*ASSIGNMENT*
In your copy, drop the images and return each record exactly as it stands.

*DATASET CONTENT*
# # # # #

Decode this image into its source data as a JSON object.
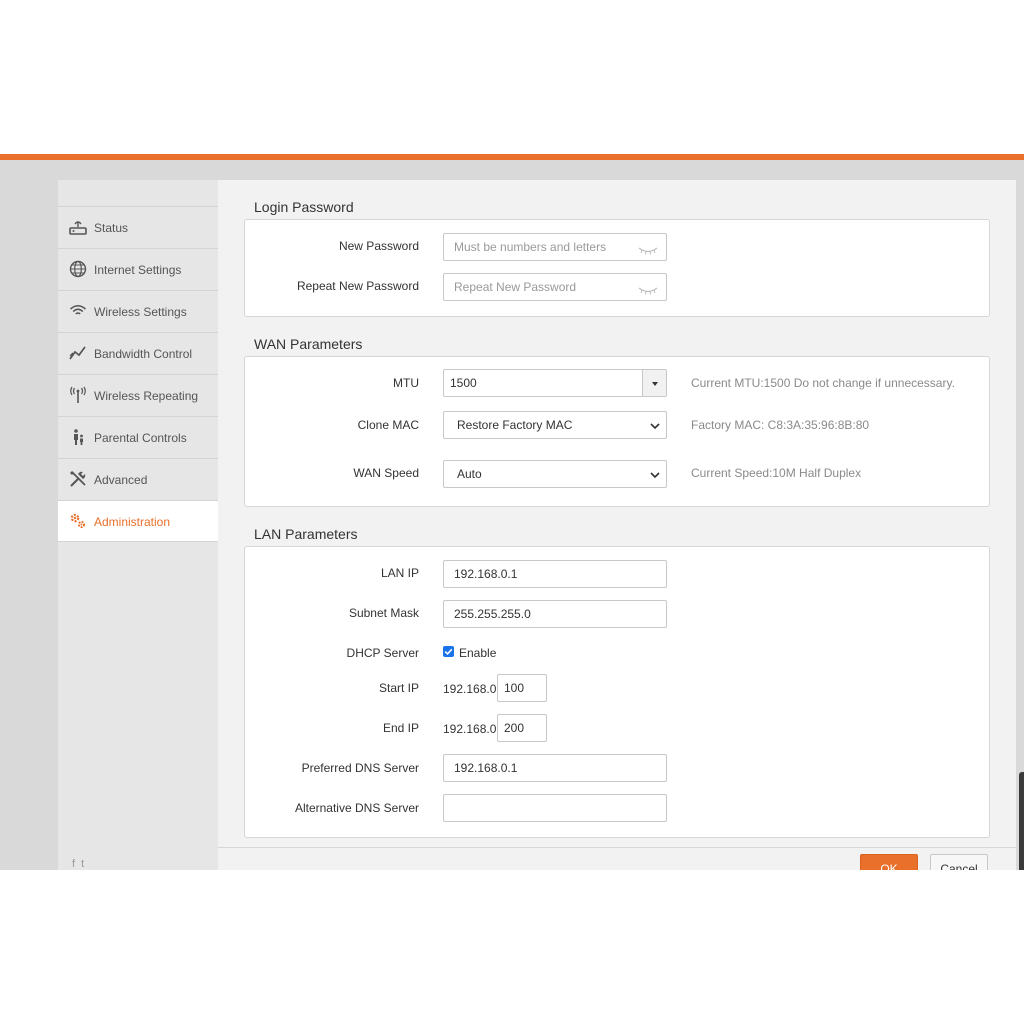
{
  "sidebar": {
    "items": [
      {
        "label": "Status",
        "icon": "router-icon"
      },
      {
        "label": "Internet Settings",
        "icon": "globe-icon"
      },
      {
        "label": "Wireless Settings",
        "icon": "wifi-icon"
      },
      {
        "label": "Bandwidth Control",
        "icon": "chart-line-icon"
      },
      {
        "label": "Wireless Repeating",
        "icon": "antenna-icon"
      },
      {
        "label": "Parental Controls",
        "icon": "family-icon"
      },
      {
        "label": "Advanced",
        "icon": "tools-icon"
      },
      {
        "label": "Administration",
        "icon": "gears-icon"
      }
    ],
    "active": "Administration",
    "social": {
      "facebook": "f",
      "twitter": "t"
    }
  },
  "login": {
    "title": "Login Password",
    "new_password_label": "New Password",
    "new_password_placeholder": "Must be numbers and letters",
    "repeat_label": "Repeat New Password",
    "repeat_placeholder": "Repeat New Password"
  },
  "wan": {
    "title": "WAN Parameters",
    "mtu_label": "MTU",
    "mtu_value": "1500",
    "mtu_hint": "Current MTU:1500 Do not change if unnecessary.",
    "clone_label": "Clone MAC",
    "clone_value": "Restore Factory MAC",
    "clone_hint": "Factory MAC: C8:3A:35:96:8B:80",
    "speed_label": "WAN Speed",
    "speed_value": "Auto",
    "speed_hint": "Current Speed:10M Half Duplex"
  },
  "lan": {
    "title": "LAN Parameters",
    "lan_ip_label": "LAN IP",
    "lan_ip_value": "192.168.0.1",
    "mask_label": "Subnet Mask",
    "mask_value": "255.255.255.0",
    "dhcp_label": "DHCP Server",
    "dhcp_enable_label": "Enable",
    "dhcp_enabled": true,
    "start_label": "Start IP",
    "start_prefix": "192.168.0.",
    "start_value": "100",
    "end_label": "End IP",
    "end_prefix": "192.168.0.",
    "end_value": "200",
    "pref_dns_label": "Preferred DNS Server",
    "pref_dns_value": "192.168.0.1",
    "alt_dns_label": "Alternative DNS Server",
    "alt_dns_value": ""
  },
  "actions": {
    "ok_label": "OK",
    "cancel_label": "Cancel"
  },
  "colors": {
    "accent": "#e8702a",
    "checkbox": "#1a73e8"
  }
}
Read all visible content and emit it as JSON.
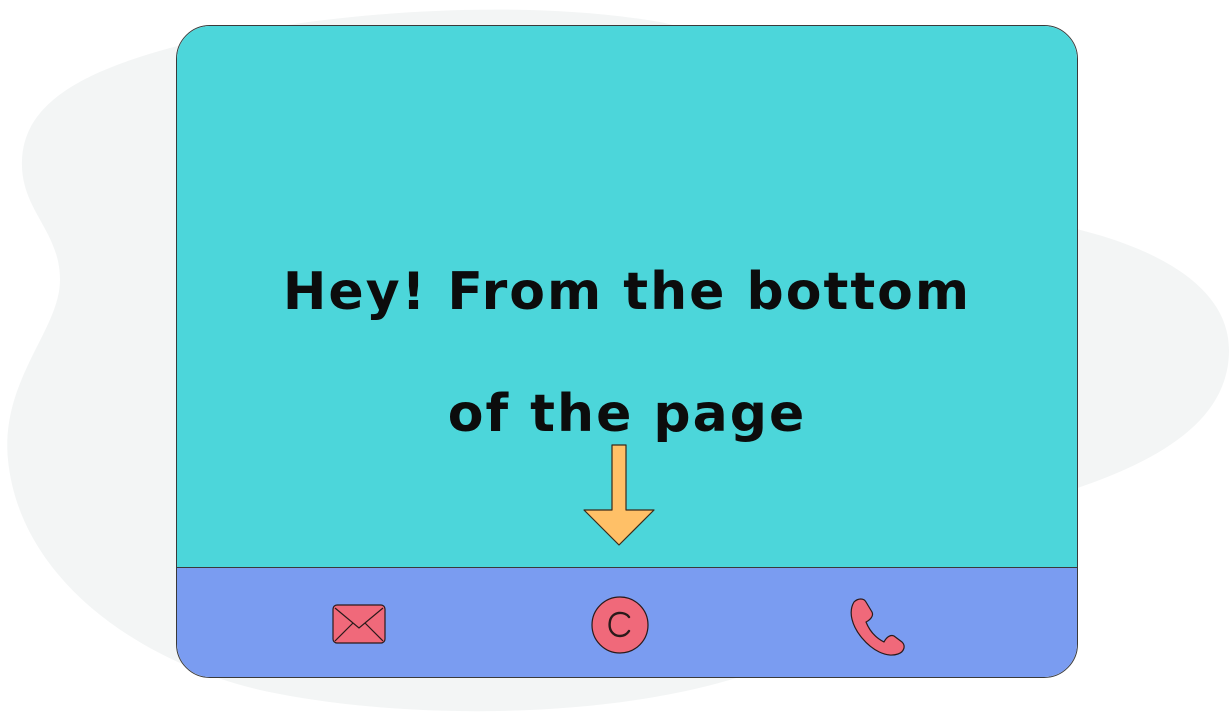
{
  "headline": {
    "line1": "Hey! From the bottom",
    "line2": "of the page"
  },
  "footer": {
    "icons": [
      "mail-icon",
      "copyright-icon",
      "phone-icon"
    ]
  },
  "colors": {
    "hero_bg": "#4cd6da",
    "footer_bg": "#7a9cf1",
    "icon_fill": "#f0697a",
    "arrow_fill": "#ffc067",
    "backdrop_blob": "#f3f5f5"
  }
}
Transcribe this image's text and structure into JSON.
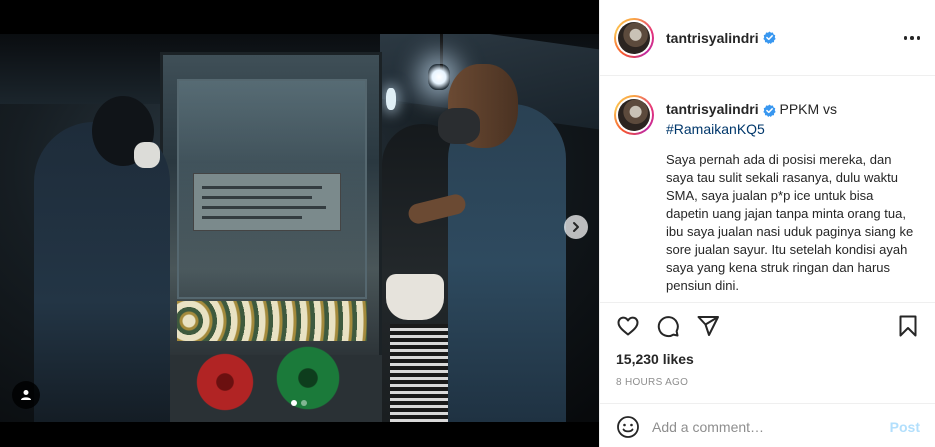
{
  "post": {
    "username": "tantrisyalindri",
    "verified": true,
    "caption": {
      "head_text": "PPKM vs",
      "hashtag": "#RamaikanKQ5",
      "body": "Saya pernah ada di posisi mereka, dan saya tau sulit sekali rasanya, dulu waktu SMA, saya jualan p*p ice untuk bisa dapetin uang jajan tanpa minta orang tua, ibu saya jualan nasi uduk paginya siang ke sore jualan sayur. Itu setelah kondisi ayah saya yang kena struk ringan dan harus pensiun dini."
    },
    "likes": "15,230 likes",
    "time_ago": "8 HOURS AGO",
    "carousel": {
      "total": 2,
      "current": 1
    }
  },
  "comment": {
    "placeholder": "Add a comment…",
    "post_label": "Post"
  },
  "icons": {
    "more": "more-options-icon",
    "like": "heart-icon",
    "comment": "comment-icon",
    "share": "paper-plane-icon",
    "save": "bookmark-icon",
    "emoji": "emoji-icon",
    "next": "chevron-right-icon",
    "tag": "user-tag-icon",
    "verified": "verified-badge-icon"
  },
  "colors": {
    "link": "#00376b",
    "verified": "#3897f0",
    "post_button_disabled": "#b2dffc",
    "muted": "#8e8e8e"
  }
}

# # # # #

*REPLY TO THE TASK*
Decode this image into its source data as a JSON object.
{
  "sidebar": {
    "items": [
      {
        "label": "Status",
        "icon": "router-icon"
      },
      {
        "label": "Internet Settings",
        "icon": "globe-icon"
      },
      {
        "label": "Wireless Settings",
        "icon": "wifi-icon"
      },
      {
        "label": "Bandwidth Control",
        "icon": "chart-line-icon"
      },
      {
        "label": "Wireless Repeating",
        "icon": "antenna-icon"
      },
      {
        "label": "Parental Controls",
        "icon": "family-icon"
      },
      {
        "label": "Advanced",
        "icon": "tools-icon"
      },
      {
        "label": "Administration",
        "icon": "gears-icon"
      }
    ],
    "active": "Administration",
    "social": {
      "facebook": "f",
      "twitter": "t"
    }
  },
  "login": {
    "title": "Login Password",
    "new_password_label": "New Password",
    "new_password_placeholder": "Must be numbers and letters",
    "repeat_label": "Repeat New Password",
    "repeat_placeholder": "Repeat New Password"
  },
  "wan": {
    "title": "WAN Parameters",
    "mtu_label": "MTU",
    "mtu_value": "1500",
    "mtu_hint": "Current MTU:1500 Do not change if unnecessary.",
    "clone_label": "Clone MAC",
    "clone_value": "Restore Factory MAC",
    "clone_hint": "Factory MAC: C8:3A:35:96:8B:80",
    "speed_label": "WAN Speed",
    "speed_value": "Auto",
    "speed_hint": "Current Speed:10M Half Duplex"
  },
  "lan": {
    "title": "LAN Parameters",
    "lan_ip_label": "LAN IP",
    "lan_ip_value": "192.168.0.1",
    "mask_label": "Subnet Mask",
    "mask_value": "255.255.255.0",
    "dhcp_label": "DHCP Server",
    "dhcp_enable_label": "Enable",
    "dhcp_enabled": true,
    "start_label": "Start IP",
    "start_prefix": "192.168.0.",
    "start_value": "100",
    "end_label": "End IP",
    "end_prefix": "192.168.0.",
    "end_value": "200",
    "pref_dns_label": "Preferred DNS Server",
    "pref_dns_value": "192.168.0.1",
    "alt_dns_label": "Alternative DNS Server",
    "alt_dns_value": ""
  },
  "actions": {
    "ok_label": "OK",
    "cancel_label": "Cancel"
  },
  "colors": {
    "accent": "#e8702a",
    "checkbox": "#1a73e8"
  }
}
Read all visible content and emit it as JSON.
{
  "headline": {
    "line1": "Hey! From the bottom",
    "line2": "of the page"
  },
  "footer": {
    "icons": [
      "mail-icon",
      "copyright-icon",
      "phone-icon"
    ]
  },
  "colors": {
    "hero_bg": "#4cd6da",
    "footer_bg": "#7a9cf1",
    "icon_fill": "#f0697a",
    "arrow_fill": "#ffc067",
    "backdrop_blob": "#f3f5f5"
  }
}
Transcribe this image's text and structure into JSON.
{
  "post": {
    "username": "tantrisyalindri",
    "verified": true,
    "caption": {
      "head_text": "PPKM vs",
      "hashtag": "#RamaikanKQ5",
      "body": "Saya pernah ada di posisi mereka, dan saya tau sulit sekali rasanya, dulu waktu SMA, saya jualan p*p ice untuk bisa dapetin uang jajan tanpa minta orang tua, ibu saya jualan nasi uduk paginya siang ke sore jualan sayur. Itu setelah kondisi ayah saya yang kena struk ringan dan harus pensiun dini."
    },
    "likes": "15,230 likes",
    "time_ago": "8 HOURS AGO",
    "carousel": {
      "total": 2,
      "current": 1
    }
  },
  "comment": {
    "placeholder": "Add a comment…",
    "post_label": "Post"
  },
  "icons": {
    "more": "more-options-icon",
    "like": "heart-icon",
    "comment": "comment-icon",
    "share": "paper-plane-icon",
    "save": "bookmark-icon",
    "emoji": "emoji-icon",
    "next": "chevron-right-icon",
    "tag": "user-tag-icon",
    "verified": "verified-badge-icon"
  },
  "colors": {
    "link": "#00376b",
    "verified": "#3897f0",
    "post_button_disabled": "#b2dffc",
    "muted": "#8e8e8e"
  }
}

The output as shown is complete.